YOUR INSTRUCTIONS:
I would like every record printed again, exactly as shown.
[Opening EXTRACTED RECORDS section]
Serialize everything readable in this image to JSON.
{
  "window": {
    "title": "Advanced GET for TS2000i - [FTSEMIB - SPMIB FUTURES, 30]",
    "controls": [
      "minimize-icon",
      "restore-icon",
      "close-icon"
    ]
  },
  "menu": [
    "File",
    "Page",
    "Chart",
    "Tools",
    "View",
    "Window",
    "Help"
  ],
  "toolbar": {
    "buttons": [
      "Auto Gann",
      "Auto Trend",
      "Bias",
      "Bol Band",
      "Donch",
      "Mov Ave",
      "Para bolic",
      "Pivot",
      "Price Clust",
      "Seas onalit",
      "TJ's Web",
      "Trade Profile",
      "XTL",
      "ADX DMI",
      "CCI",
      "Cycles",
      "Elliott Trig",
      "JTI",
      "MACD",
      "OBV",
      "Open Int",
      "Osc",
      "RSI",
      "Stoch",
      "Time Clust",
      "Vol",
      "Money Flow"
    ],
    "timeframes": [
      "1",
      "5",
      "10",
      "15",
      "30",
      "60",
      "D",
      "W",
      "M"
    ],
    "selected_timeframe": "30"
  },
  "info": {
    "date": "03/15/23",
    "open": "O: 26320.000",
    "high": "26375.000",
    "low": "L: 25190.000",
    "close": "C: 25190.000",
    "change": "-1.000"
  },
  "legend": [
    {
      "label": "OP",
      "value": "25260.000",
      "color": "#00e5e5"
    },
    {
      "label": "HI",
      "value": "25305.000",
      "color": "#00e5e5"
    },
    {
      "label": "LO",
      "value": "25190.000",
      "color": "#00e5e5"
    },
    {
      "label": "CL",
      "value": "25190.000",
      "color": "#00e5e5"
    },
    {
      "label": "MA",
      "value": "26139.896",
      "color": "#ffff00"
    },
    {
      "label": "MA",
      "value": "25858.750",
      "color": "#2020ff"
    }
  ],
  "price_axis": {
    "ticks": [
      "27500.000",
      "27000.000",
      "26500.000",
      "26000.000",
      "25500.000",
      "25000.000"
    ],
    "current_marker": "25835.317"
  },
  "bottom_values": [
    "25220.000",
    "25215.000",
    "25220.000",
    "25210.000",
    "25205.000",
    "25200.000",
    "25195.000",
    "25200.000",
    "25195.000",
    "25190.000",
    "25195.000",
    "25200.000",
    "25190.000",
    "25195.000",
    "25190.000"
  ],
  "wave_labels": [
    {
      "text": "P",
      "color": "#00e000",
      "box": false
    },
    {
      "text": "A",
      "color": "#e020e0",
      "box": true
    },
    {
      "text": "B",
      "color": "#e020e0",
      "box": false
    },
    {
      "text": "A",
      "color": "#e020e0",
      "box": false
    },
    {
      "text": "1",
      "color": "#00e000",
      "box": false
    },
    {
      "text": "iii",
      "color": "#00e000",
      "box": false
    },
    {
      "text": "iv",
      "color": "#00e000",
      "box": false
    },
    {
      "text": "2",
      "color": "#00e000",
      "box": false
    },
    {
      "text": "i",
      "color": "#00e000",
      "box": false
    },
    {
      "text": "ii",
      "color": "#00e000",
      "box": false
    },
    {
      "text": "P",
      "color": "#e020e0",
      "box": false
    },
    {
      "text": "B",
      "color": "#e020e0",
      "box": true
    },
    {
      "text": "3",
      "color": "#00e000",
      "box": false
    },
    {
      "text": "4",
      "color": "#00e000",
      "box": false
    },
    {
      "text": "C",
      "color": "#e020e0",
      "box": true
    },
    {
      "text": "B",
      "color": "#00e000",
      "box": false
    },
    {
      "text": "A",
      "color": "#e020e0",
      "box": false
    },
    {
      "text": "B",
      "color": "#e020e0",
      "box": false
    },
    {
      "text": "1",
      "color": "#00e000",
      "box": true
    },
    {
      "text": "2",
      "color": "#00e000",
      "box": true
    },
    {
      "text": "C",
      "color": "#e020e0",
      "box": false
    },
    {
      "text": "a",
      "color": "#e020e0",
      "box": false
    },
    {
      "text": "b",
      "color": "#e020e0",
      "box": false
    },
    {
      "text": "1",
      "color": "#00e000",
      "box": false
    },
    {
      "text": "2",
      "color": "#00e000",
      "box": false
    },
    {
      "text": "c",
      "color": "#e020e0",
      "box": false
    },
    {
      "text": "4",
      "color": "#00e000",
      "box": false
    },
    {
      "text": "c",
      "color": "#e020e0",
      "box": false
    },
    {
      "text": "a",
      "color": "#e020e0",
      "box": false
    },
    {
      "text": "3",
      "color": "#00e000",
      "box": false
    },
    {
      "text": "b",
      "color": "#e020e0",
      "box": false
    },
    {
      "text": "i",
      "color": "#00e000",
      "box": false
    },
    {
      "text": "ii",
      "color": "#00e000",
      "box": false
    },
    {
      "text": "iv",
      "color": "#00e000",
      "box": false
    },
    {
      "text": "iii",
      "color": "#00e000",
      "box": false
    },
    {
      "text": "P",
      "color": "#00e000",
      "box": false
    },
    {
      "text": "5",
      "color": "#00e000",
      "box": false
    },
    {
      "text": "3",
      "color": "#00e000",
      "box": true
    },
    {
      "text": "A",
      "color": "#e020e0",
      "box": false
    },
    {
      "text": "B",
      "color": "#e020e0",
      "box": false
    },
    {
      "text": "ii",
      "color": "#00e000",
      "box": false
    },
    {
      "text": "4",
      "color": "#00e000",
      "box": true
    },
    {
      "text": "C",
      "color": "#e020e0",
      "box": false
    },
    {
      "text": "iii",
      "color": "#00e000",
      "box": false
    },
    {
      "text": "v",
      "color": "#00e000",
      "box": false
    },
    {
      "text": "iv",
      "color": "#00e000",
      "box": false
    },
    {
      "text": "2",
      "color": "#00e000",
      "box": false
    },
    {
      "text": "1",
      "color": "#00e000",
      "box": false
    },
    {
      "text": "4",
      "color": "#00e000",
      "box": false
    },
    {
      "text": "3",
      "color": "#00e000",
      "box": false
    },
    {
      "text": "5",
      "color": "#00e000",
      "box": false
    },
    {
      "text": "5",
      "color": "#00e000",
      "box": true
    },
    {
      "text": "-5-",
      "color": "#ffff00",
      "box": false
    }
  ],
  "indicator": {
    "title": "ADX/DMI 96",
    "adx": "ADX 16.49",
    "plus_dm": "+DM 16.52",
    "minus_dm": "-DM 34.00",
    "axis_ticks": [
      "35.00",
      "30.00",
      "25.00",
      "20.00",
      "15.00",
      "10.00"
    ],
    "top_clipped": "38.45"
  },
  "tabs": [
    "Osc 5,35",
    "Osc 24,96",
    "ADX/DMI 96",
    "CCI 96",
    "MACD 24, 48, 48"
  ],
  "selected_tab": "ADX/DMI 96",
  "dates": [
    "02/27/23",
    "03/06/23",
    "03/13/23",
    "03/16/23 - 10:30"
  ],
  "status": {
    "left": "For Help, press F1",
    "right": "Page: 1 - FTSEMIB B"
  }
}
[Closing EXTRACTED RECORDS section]
TASK RESPONSE:
Serialize everything readable in this image to JSON.
{
  "window": {
    "title": "Advanced GET for TS2000i - [FTSEMIB - SPMIB FUTURES, 30]",
    "controls": [
      "minimize-icon",
      "restore-icon",
      "close-icon"
    ]
  },
  "menu": [
    "File",
    "Page",
    "Chart",
    "Tools",
    "View",
    "Window",
    "Help"
  ],
  "toolbar": {
    "buttons": [
      "Auto Gann",
      "Auto Trend",
      "Bias",
      "Bol Band",
      "Donch",
      "Mov Ave",
      "Para bolic",
      "Pivot",
      "Price Clust",
      "Seas onalit",
      "TJ's Web",
      "Trade Profile",
      "XTL",
      "ADX DMI",
      "CCI",
      "Cycles",
      "Elliott Trig",
      "JTI",
      "MACD",
      "OBV",
      "Open Int",
      "Osc",
      "RSI",
      "Stoch",
      "Time Clust",
      "Vol",
      "Money Flow"
    ],
    "timeframes": [
      "1",
      "5",
      "10",
      "15",
      "30",
      "60",
      "D",
      "W",
      "M"
    ],
    "selected_timeframe": "30"
  },
  "info": {
    "date": "03/15/23",
    "open": "O: 26320.000",
    "high": "26375.000",
    "low": "L: 25190.000",
    "close": "C: 25190.000",
    "change": "-1.000"
  },
  "legend": [
    {
      "label": "OP",
      "value": "25260.000",
      "color": "#00e5e5"
    },
    {
      "label": "HI",
      "value": "25305.000",
      "color": "#00e5e5"
    },
    {
      "label": "LO",
      "value": "25190.000",
      "color": "#00e5e5"
    },
    {
      "label": "CL",
      "value": "25190.000",
      "color": "#00e5e5"
    },
    {
      "label": "MA",
      "value": "26139.896",
      "color": "#ffff00"
    },
    {
      "label": "MA",
      "value": "25858.750",
      "color": "#2020ff"
    }
  ],
  "price_axis": {
    "ticks": [
      "27500.000",
      "27000.000",
      "26500.000",
      "26000.000",
      "25500.000",
      "25000.000"
    ],
    "current_marker": "25835.317"
  },
  "bottom_values": [
    "25220.000",
    "25215.000",
    "25220.000",
    "25210.000",
    "25205.000",
    "25200.000",
    "25195.000",
    "25200.000",
    "25195.000",
    "25190.000",
    "25195.000",
    "25200.000",
    "25190.000",
    "25195.000",
    "25190.000"
  ],
  "wave_labels": [
    {
      "text": "P",
      "color": "#00e000",
      "box": false
    },
    {
      "text": "A",
      "color": "#e020e0",
      "box": true
    },
    {
      "text": "B",
      "color": "#e020e0",
      "box": false
    },
    {
      "text": "A",
      "color": "#e020e0",
      "box": false
    },
    {
      "text": "1",
      "color": "#00e000",
      "box": false
    },
    {
      "text": "iii",
      "color": "#00e000",
      "box": false
    },
    {
      "text": "iv",
      "color": "#00e000",
      "box": false
    },
    {
      "text": "2",
      "color": "#00e000",
      "box": false
    },
    {
      "text": "i",
      "color": "#00e000",
      "box": false
    },
    {
      "text": "ii",
      "color": "#00e000",
      "box": false
    },
    {
      "text": "P",
      "color": "#e020e0",
      "box": false
    },
    {
      "text": "B",
      "color": "#e020e0",
      "box": true
    },
    {
      "text": "3",
      "color": "#00e000",
      "box": false
    },
    {
      "text": "4",
      "color": "#00e000",
      "box": false
    },
    {
      "text": "C",
      "color": "#e020e0",
      "box": true
    },
    {
      "text": "B",
      "color": "#00e000",
      "box": false
    },
    {
      "text": "A",
      "color": "#e020e0",
      "box": false
    },
    {
      "text": "B",
      "color": "#e020e0",
      "box": false
    },
    {
      "text": "1",
      "color": "#00e000",
      "box": true
    },
    {
      "text": "2",
      "color": "#00e000",
      "box": true
    },
    {
      "text": "C",
      "color": "#e020e0",
      "box": false
    },
    {
      "text": "a",
      "color": "#e020e0",
      "box": false
    },
    {
      "text": "b",
      "color": "#e020e0",
      "box": false
    },
    {
      "text": "1",
      "color": "#00e000",
      "box": false
    },
    {
      "text": "2",
      "color": "#00e000",
      "box": false
    },
    {
      "text": "c",
      "color": "#e020e0",
      "box": false
    },
    {
      "text": "4",
      "color": "#00e000",
      "box": false
    },
    {
      "text": "c",
      "color": "#e020e0",
      "box": false
    },
    {
      "text": "a",
      "color": "#e020e0",
      "box": false
    },
    {
      "text": "3",
      "color": "#00e000",
      "box": false
    },
    {
      "text": "b",
      "color": "#e020e0",
      "box": false
    },
    {
      "text": "i",
      "color": "#00e000",
      "box": false
    },
    {
      "text": "ii",
      "color": "#00e000",
      "box": false
    },
    {
      "text": "iv",
      "color": "#00e000",
      "box": false
    },
    {
      "text": "iii",
      "color": "#00e000",
      "box": false
    },
    {
      "text": "P",
      "color": "#00e000",
      "box": false
    },
    {
      "text": "5",
      "color": "#00e000",
      "box": false
    },
    {
      "text": "3",
      "color": "#00e000",
      "box": true
    },
    {
      "text": "A",
      "color": "#e020e0",
      "box": false
    },
    {
      "text": "B",
      "color": "#e020e0",
      "box": false
    },
    {
      "text": "ii",
      "color": "#00e000",
      "box": false
    },
    {
      "text": "4",
      "color": "#00e000",
      "box": true
    },
    {
      "text": "C",
      "color": "#e020e0",
      "box": false
    },
    {
      "text": "iii",
      "color": "#00e000",
      "box": false
    },
    {
      "text": "v",
      "color": "#00e000",
      "box": false
    },
    {
      "text": "iv",
      "color": "#00e000",
      "box": false
    },
    {
      "text": "2",
      "color": "#00e000",
      "box": false
    },
    {
      "text": "1",
      "color": "#00e000",
      "box": false
    },
    {
      "text": "4",
      "color": "#00e000",
      "box": false
    },
    {
      "text": "3",
      "color": "#00e000",
      "box": false
    },
    {
      "text": "5",
      "color": "#00e000",
      "box": false
    },
    {
      "text": "5",
      "color": "#00e000",
      "box": true
    },
    {
      "text": "-5-",
      "color": "#ffff00",
      "box": false
    }
  ],
  "indicator": {
    "title": "ADX/DMI 96",
    "adx": "ADX 16.49",
    "plus_dm": "+DM 16.52",
    "minus_dm": "-DM 34.00",
    "axis_ticks": [
      "35.00",
      "30.00",
      "25.00",
      "20.00",
      "15.00",
      "10.00"
    ],
    "top_clipped": "38.45"
  },
  "tabs": [
    "Osc 5,35",
    "Osc 24,96",
    "ADX/DMI 96",
    "CCI 96",
    "MACD 24, 48, 48"
  ],
  "selected_tab": "ADX/DMI 96",
  "dates": [
    "02/27/23",
    "03/06/23",
    "03/13/23",
    "03/16/23 - 10:30"
  ],
  "status": {
    "left": "For Help, press F1",
    "right": "Page: 1 - FTSEMIB B"
  }
}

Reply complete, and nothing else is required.